Objective: The purpose of this study was to examine beliefs, attitudes, and practices of older American Indians regarding their type 2 diabetes mellitus (T2DM) management. T2DM is one of the leading causes of morbidity and mortality among American Indians. American Indians are more than twice as likely to have T2DM and have over three times a T2DM mortality rate as Whites. Design: Study participants were older members of a federally recognized tribe who had T2DM. A low-inference qualitative descriptive design was used. Data were collected through semi-structured in-depth qualitative interviews with a mixed inductive, deductive, and reflexive analytic team process. Results: Our study sample included 28 participants with a mean age of 73.0 ± 6.4 years of whom 16 (57%) were women. Participants' mean self-confidence score of successful T2DM management was 8.0 ± 1.7 on a scale from 1 to 10 with 10 representing the greatest amount of confidence. Participants' mean HbA1c was 7.3% ± 1.5%. Overall, participants discussed T2DM management within five themes: 1) sociocultural factors, 2) causes and consequences, 3) cognitive and affective assessment, 4) diet and exercise, and 5) medical management. Conclusions: It is important to be aware of the beliefs and attitudes of patients. Lay understandings can help identify factors underlying health and illness behaviors including motivations to maintain healthy behaviors or to change unhealthy behaviors. Such information can be helpful for health educators and health promotion program staff to ensure their efforts are effective and in alignment with patients' realities.
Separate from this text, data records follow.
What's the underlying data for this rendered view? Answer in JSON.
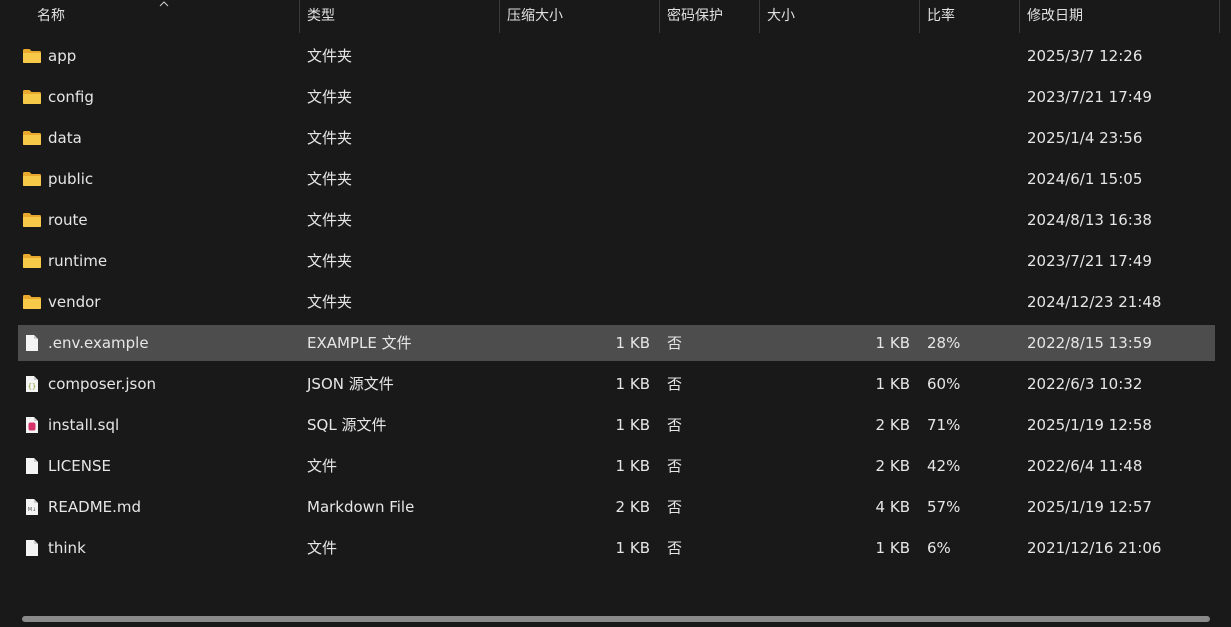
{
  "columns": {
    "name": "名称",
    "type": "类型",
    "compressed_size": "压缩大小",
    "password": "密码保护",
    "size": "大小",
    "ratio": "比率",
    "modified": "修改日期"
  },
  "rows": [
    {
      "name": "app",
      "icon": "folder-icon",
      "type": "文件夹",
      "compressed_size": "",
      "password": "",
      "size": "",
      "ratio": "",
      "modified": "2025/3/7 12:26"
    },
    {
      "name": "config",
      "icon": "folder-icon",
      "type": "文件夹",
      "compressed_size": "",
      "password": "",
      "size": "",
      "ratio": "",
      "modified": "2023/7/21 17:49"
    },
    {
      "name": "data",
      "icon": "folder-icon",
      "type": "文件夹",
      "compressed_size": "",
      "password": "",
      "size": "",
      "ratio": "",
      "modified": "2025/1/4 23:56"
    },
    {
      "name": "public",
      "icon": "folder-icon",
      "type": "文件夹",
      "compressed_size": "",
      "password": "",
      "size": "",
      "ratio": "",
      "modified": "2024/6/1 15:05"
    },
    {
      "name": "route",
      "icon": "folder-icon",
      "type": "文件夹",
      "compressed_size": "",
      "password": "",
      "size": "",
      "ratio": "",
      "modified": "2024/8/13 16:38"
    },
    {
      "name": "runtime",
      "icon": "folder-icon",
      "type": "文件夹",
      "compressed_size": "",
      "password": "",
      "size": "",
      "ratio": "",
      "modified": "2023/7/21 17:49"
    },
    {
      "name": "vendor",
      "icon": "folder-icon",
      "type": "文件夹",
      "compressed_size": "",
      "password": "",
      "size": "",
      "ratio": "",
      "modified": "2024/12/23 21:48"
    },
    {
      "name": ".env.example",
      "icon": "file-icon",
      "type": "EXAMPLE 文件",
      "compressed_size": "1 KB",
      "password": "否",
      "size": "1 KB",
      "ratio": "28%",
      "modified": "2022/8/15 13:59",
      "selected": true
    },
    {
      "name": "composer.json",
      "icon": "json-file-icon",
      "type": "JSON 源文件",
      "compressed_size": "1 KB",
      "password": "否",
      "size": "1 KB",
      "ratio": "60%",
      "modified": "2022/6/3 10:32"
    },
    {
      "name": "install.sql",
      "icon": "sql-file-icon",
      "type": "SQL 源文件",
      "compressed_size": "1 KB",
      "password": "否",
      "size": "2 KB",
      "ratio": "71%",
      "modified": "2025/1/19 12:58"
    },
    {
      "name": "LICENSE",
      "icon": "file-icon",
      "type": "文件",
      "compressed_size": "1 KB",
      "password": "否",
      "size": "2 KB",
      "ratio": "42%",
      "modified": "2022/6/4 11:48"
    },
    {
      "name": "README.md",
      "icon": "markdown-file-icon",
      "type": "Markdown File",
      "compressed_size": "2 KB",
      "password": "否",
      "size": "4 KB",
      "ratio": "57%",
      "modified": "2025/1/19 12:57"
    },
    {
      "name": "think",
      "icon": "file-icon",
      "type": "文件",
      "compressed_size": "1 KB",
      "password": "否",
      "size": "1 KB",
      "ratio": "6%",
      "modified": "2021/12/16 21:06"
    }
  ],
  "colors": {
    "background": "#191919",
    "selected_row": "#4d4d4d",
    "folder": "#f3c04a",
    "text": "#e6e6e6"
  }
}
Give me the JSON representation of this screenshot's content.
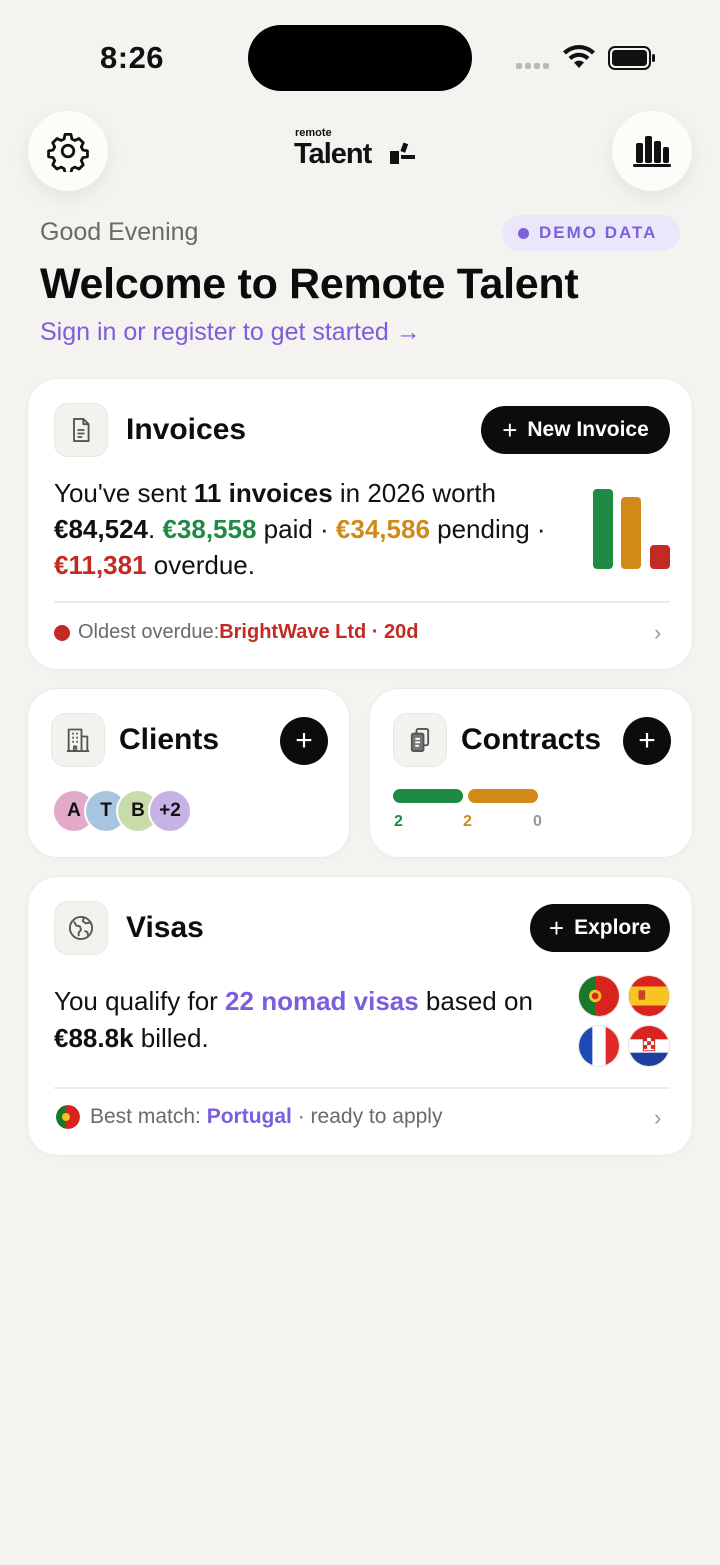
{
  "status": {
    "time": "8:26"
  },
  "header": {
    "logo_small": "remote",
    "logo_big": "Talent",
    "settings_icon": "gear-icon",
    "stats_icon": "bar-chart-icon"
  },
  "hero": {
    "greeting": "Good Evening",
    "badge": "DEMO DATA",
    "title": "Welcome to Remote Talent",
    "signin": "Sign in or register to get started →"
  },
  "colors": {
    "accent": "#7b5ee0",
    "paid": "#1e8a44",
    "pending": "#d18a17",
    "overdue": "#c22a22"
  },
  "invoices": {
    "title": "Invoices",
    "new_button": "New Invoice",
    "summary": {
      "t1": "You've sent ",
      "count": "11 invoices",
      "t2": " in 2026 worth ",
      "total": "€84,524",
      "t3": ". ",
      "paid": "€38,558",
      "t4": " paid · ",
      "pending": "€34,586",
      "t5": " pending · ",
      "overdue": "€11,381",
      "t6": " overdue."
    },
    "bars": {
      "paid": 38558,
      "pending": 34586,
      "overdue": 11381
    },
    "oldest_label": "Oldest overdue: ",
    "oldest_value": "BrightWave Ltd · 20d"
  },
  "clients": {
    "title": "Clients",
    "avatars": [
      "A",
      "T",
      "B",
      "+2"
    ]
  },
  "contracts": {
    "title": "Contracts",
    "counts": [
      "2",
      "2",
      "0"
    ]
  },
  "visas": {
    "title": "Visas",
    "explore_button": "Explore",
    "t1": "You qualify for ",
    "count": "22 nomad visas",
    "t2": " based on ",
    "amount": "€88.8k",
    "t3": " billed.",
    "best_label": "Best match: ",
    "best_country": "Portugal",
    "best_suffix": " · ready to apply",
    "flags": [
      "portugal-flag-icon",
      "spain-flag-icon",
      "france-flag-icon",
      "croatia-flag-icon"
    ]
  }
}
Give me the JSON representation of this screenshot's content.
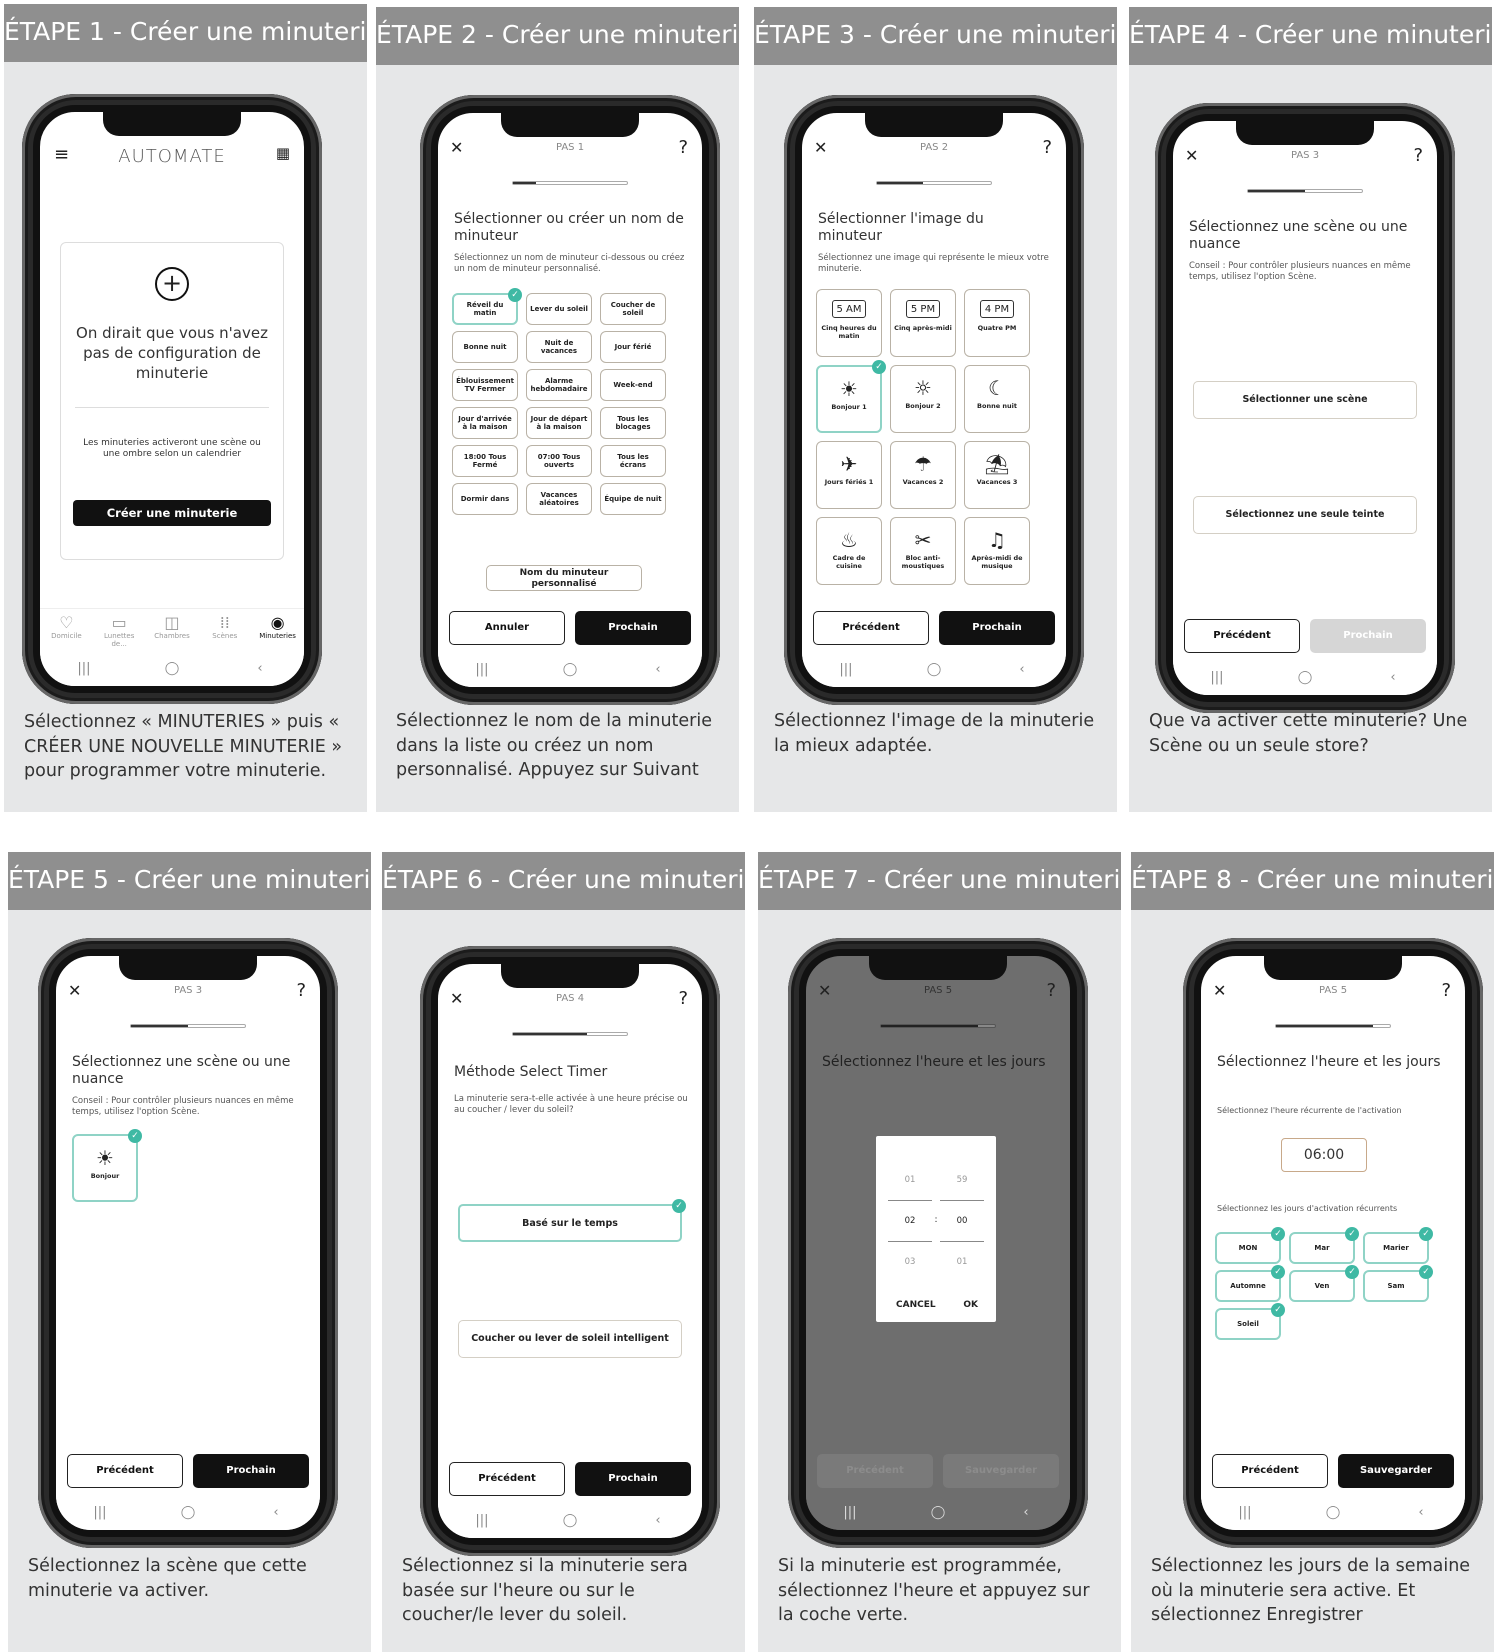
{
  "steps": [
    {
      "header": "ÉTAPE 1 - Créer une minuterie",
      "caption": "Sélectionnez « MINUTERIES » puis « CRÉER UNE NOUVELLE MINUTERIE » pour programmer votre minuterie."
    },
    {
      "header": "ÉTAPE 2 - Créer une minuterie",
      "caption": "Sélectionnez le nom de la minuterie dans la liste ou créez un nom personnalisé. Appuyez sur Suivant"
    },
    {
      "header": "ÉTAPE 3 - Créer une minuterie",
      "caption": "Sélectionnez l'image de la minuterie la mieux adaptée."
    },
    {
      "header": "ÉTAPE 4 - Créer une minuterie",
      "caption": "Que va activer cette minuterie? Une Scène ou un seule store?"
    },
    {
      "header": "ÉTAPE 5 - Créer une minuterie",
      "caption": "Sélectionnez la scène que cette minuterie va activer."
    },
    {
      "header": "ÉTAPE 6 - Créer une minuterie",
      "caption": "Sélectionnez si la minuterie sera basée sur l'heure ou sur le coucher/le lever du soleil."
    },
    {
      "header": "ÉTAPE 7 - Créer une minuterie",
      "caption": "Si la minuterie est programmée, sélectionnez l'heure et appuyez sur la coche verte."
    },
    {
      "header": "ÉTAPE 8 - Créer une minuterie",
      "caption": "Sélectionnez les jours de la semaine où la minuterie sera active. Et sélectionnez Enregistrer"
    }
  ],
  "nav": {
    "recent": "|||",
    "home": "◯",
    "back": "‹",
    "close": "✕",
    "help": "?"
  },
  "s1": {
    "logo": "AUTOMATE",
    "empty": "On dirait que vous n'avez pas de configuration de minuterie",
    "info": "Les minuteries activeront une scène ou une ombre selon un calendrier",
    "create": "Créer une minuterie",
    "tabs": [
      "Domicile",
      "Lunettes de...",
      "Chambres",
      "Scènes",
      "Minuteries"
    ]
  },
  "s2": {
    "pas": "PAS 1",
    "progress": 0.2,
    "title": "Sélectionner ou créer un nom de minuteur",
    "sub": "Sélectionnez un nom de minuteur ci-dessous ou créez un nom de minuteur personnalisé.",
    "chips": [
      "Réveil du matin",
      "Lever du soleil",
      "Coucher de soleil",
      "Bonne nuit",
      "Nuit de vacances",
      "Jour férié",
      "Éblouissement TV Fermer",
      "Alarme hebdomadaire",
      "Week-end",
      "Jour d'arrivée à la maison",
      "Jour de départ à la maison",
      "Tous les blocages",
      "18:00 Tous Fermé",
      "07:00 Tous ouverts",
      "Tous les écrans",
      "Dormir dans",
      "Vacances aléatoires",
      "Équipe de nuit"
    ],
    "custom": "Nom du minuteur personnalisé",
    "cancel": "Annuler",
    "next": "Prochain"
  },
  "s3": {
    "pas": "PAS 2",
    "progress": 0.4,
    "title": "Sélectionner l'image du minuteur",
    "sub": "Sélectionnez une image qui représente le mieux votre minuterie.",
    "tiles": [
      {
        "label": "Cinq heures du matin",
        "icon": "5 AM"
      },
      {
        "label": "Cinq après-midi",
        "icon": "5 PM"
      },
      {
        "label": "Quatre PM",
        "icon": "4 PM"
      },
      {
        "label": "Bonjour 1",
        "icon": "☀"
      },
      {
        "label": "Bonjour 2",
        "icon": "☼"
      },
      {
        "label": "Bonne nuit",
        "icon": "☾"
      },
      {
        "label": "Jours fériés 1",
        "icon": "✈"
      },
      {
        "label": "Vacances 2",
        "icon": "☂"
      },
      {
        "label": "Vacances 3",
        "icon": "⛱"
      },
      {
        "label": "Cadre de cuisine",
        "icon": "♨"
      },
      {
        "label": "Bloc anti-moustiques",
        "icon": "✂"
      },
      {
        "label": "Après-midi de musique",
        "icon": "♫"
      }
    ],
    "prev": "Précédent",
    "next": "Prochain"
  },
  "s4": {
    "pas": "PAS 3",
    "progress": 0.5,
    "title": "Sélectionnez une scène ou une nuance",
    "sub": "Conseil : Pour contrôler plusieurs nuances en même temps, utilisez l'option Scène.",
    "opt1": "Sélectionner une scène",
    "opt2": "Sélectionnez une seule teinte",
    "prev": "Précédent",
    "next": "Prochain"
  },
  "s5": {
    "pas": "PAS 3",
    "progress": 0.5,
    "title": "Sélectionnez une scène ou une nuance",
    "sub": "Conseil : Pour contrôler plusieurs nuances en même temps, utilisez l'option Scène.",
    "scene": "Bonjour",
    "prev": "Précédent",
    "next": "Prochain"
  },
  "s6": {
    "pas": "PAS 4",
    "progress": 0.65,
    "title": "Méthode Select Timer",
    "sub": "La minuterie sera-t-elle activée à une heure précise ou au coucher / lever du soleil?",
    "opt1": "Basé sur le temps",
    "opt2": "Coucher ou lever de soleil intelligent",
    "prev": "Précédent",
    "next": "Prochain"
  },
  "s7": {
    "pas": "PAS 5",
    "progress": 0.85,
    "title": "Sélectionnez l'heure et les jours",
    "hours": [
      "01",
      "02",
      "03"
    ],
    "mins": [
      "59",
      "00",
      "01"
    ],
    "sep": ":",
    "cancel": "CANCEL",
    "ok": "OK",
    "prev": "Précédent",
    "save": "Sauvegarder"
  },
  "s8": {
    "pas": "PAS 5",
    "progress": 0.85,
    "title": "Sélectionnez l'heure et les jours",
    "timeLabel": "Sélectionnez l'heure récurrente de l'activation",
    "time": "06:00",
    "daysLabel": "Sélectionnez les jours d'activation récurrents",
    "days": [
      "MON",
      "Mar",
      "Marier",
      "Automne",
      "Ven",
      "Sam",
      "Soleil"
    ],
    "prev": "Précédent",
    "save": "Sauvegarder"
  },
  "colors": {
    "header": "#8f8f8f",
    "card": "#e6e7e8",
    "check": "#3fb9a4"
  }
}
Keywords: American Indians; Type 2 diabetes; lay understandings; older adults; self-management.